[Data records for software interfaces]
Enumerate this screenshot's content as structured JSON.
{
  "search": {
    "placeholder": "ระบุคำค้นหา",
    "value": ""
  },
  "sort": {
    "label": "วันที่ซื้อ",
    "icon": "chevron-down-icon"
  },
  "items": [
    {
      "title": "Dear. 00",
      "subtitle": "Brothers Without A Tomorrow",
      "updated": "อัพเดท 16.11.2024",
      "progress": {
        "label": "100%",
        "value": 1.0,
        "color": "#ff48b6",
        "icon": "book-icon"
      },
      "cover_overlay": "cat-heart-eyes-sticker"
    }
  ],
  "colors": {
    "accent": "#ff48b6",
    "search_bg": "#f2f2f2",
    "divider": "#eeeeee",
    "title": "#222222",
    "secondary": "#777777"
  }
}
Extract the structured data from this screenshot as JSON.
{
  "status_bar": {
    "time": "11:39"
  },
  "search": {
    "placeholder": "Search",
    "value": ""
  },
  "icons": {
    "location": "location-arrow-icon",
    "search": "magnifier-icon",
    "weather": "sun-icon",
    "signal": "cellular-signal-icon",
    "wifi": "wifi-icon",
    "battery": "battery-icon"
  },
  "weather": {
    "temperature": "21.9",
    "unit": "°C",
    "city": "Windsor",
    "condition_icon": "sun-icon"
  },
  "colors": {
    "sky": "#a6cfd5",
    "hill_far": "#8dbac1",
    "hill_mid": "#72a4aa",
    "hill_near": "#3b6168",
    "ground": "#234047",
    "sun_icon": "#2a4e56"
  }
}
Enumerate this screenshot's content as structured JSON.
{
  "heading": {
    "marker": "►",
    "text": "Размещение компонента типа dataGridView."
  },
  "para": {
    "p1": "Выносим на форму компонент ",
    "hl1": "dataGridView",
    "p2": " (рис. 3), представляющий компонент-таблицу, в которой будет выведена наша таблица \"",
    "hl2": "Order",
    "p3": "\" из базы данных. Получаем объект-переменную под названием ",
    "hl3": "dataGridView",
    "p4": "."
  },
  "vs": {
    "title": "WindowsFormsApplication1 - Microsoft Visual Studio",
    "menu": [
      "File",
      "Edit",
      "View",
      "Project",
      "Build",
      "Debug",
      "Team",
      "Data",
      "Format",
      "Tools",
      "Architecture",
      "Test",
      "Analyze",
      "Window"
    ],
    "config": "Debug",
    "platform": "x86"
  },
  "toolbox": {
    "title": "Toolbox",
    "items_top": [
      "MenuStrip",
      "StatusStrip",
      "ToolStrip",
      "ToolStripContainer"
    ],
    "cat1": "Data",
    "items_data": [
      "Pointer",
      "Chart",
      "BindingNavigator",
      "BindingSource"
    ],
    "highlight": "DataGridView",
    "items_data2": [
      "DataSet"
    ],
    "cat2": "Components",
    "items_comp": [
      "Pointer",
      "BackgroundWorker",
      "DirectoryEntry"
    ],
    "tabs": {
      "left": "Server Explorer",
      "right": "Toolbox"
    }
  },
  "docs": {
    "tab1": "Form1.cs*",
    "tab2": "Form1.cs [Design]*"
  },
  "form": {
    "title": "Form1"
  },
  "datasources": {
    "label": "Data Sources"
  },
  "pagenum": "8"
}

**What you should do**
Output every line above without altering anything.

**Answer for the task**
Enumerate this screenshot's content as structured JSON.
{
  "search": {
    "placeholder": "ระบุคำค้นหา",
    "value": ""
  },
  "sort": {
    "label": "วันที่ซื้อ",
    "icon": "chevron-down-icon"
  },
  "items": [
    {
      "title": "Dear. 00",
      "subtitle": "Brothers Without A Tomorrow",
      "updated": "อัพเดท 16.11.2024",
      "progress": {
        "label": "100%",
        "value": 1.0,
        "color": "#ff48b6",
        "icon": "book-icon"
      },
      "cover_overlay": "cat-heart-eyes-sticker"
    }
  ],
  "colors": {
    "accent": "#ff48b6",
    "search_bg": "#f2f2f2",
    "divider": "#eeeeee",
    "title": "#222222",
    "secondary": "#777777"
  }
}
Extract the structured data from this screenshot as JSON.
{
  "status_bar": {
    "time": "11:39"
  },
  "search": {
    "placeholder": "Search",
    "value": ""
  },
  "icons": {
    "location": "location-arrow-icon",
    "search": "magnifier-icon",
    "weather": "sun-icon",
    "signal": "cellular-signal-icon",
    "wifi": "wifi-icon",
    "battery": "battery-icon"
  },
  "weather": {
    "temperature": "21.9",
    "unit": "°C",
    "city": "Windsor",
    "condition_icon": "sun-icon"
  },
  "colors": {
    "sky": "#a6cfd5",
    "hill_far": "#8dbac1",
    "hill_mid": "#72a4aa",
    "hill_near": "#3b6168",
    "ground": "#234047",
    "sun_icon": "#2a4e56"
  }
}
Enumerate this screenshot's content as structured JSON.
{
  "heading": {
    "marker": "►",
    "text": "Размещение компонента типа dataGridView."
  },
  "para": {
    "p1": "Выносим на форму компонент ",
    "hl1": "dataGridView",
    "p2": " (рис. 3), представляющий компонент-таблицу, в которой будет выведена наша таблица \"",
    "hl2": "Order",
    "p3": "\" из базы данных. Получаем объект-переменную под названием ",
    "hl3": "dataGridView",
    "p4": "."
  },
  "vs": {
    "title": "WindowsFormsApplication1 - Microsoft Visual Studio",
    "menu": [
      "File",
      "Edit",
      "View",
      "Project",
      "Build",
      "Debug",
      "Team",
      "Data",
      "Format",
      "Tools",
      "Architecture",
      "Test",
      "Analyze",
      "Window"
    ],
    "config": "Debug",
    "platform": "x86"
  },
  "toolbox": {
    "title": "Toolbox",
    "items_top": [
      "MenuStrip",
      "StatusStrip",
      "ToolStrip",
      "ToolStripContainer"
    ],
    "cat1": "Data",
    "items_data": [
      "Pointer",
      "Chart",
      "BindingNavigator",
      "BindingSource"
    ],
    "highlight": "DataGridView",
    "items_data2": [
      "DataSet"
    ],
    "cat2": "Components",
    "items_comp": [
      "Pointer",
      "BackgroundWorker",
      "DirectoryEntry"
    ],
    "tabs": {
      "left": "Server Explorer",
      "right": "Toolbox"
    }
  },
  "docs": {
    "tab1": "Form1.cs*",
    "tab2": "Form1.cs [Design]*"
  },
  "form": {
    "title": "Form1"
  },
  "datasources": {
    "label": "Data Sources"
  },
  "pagenum": "8"
}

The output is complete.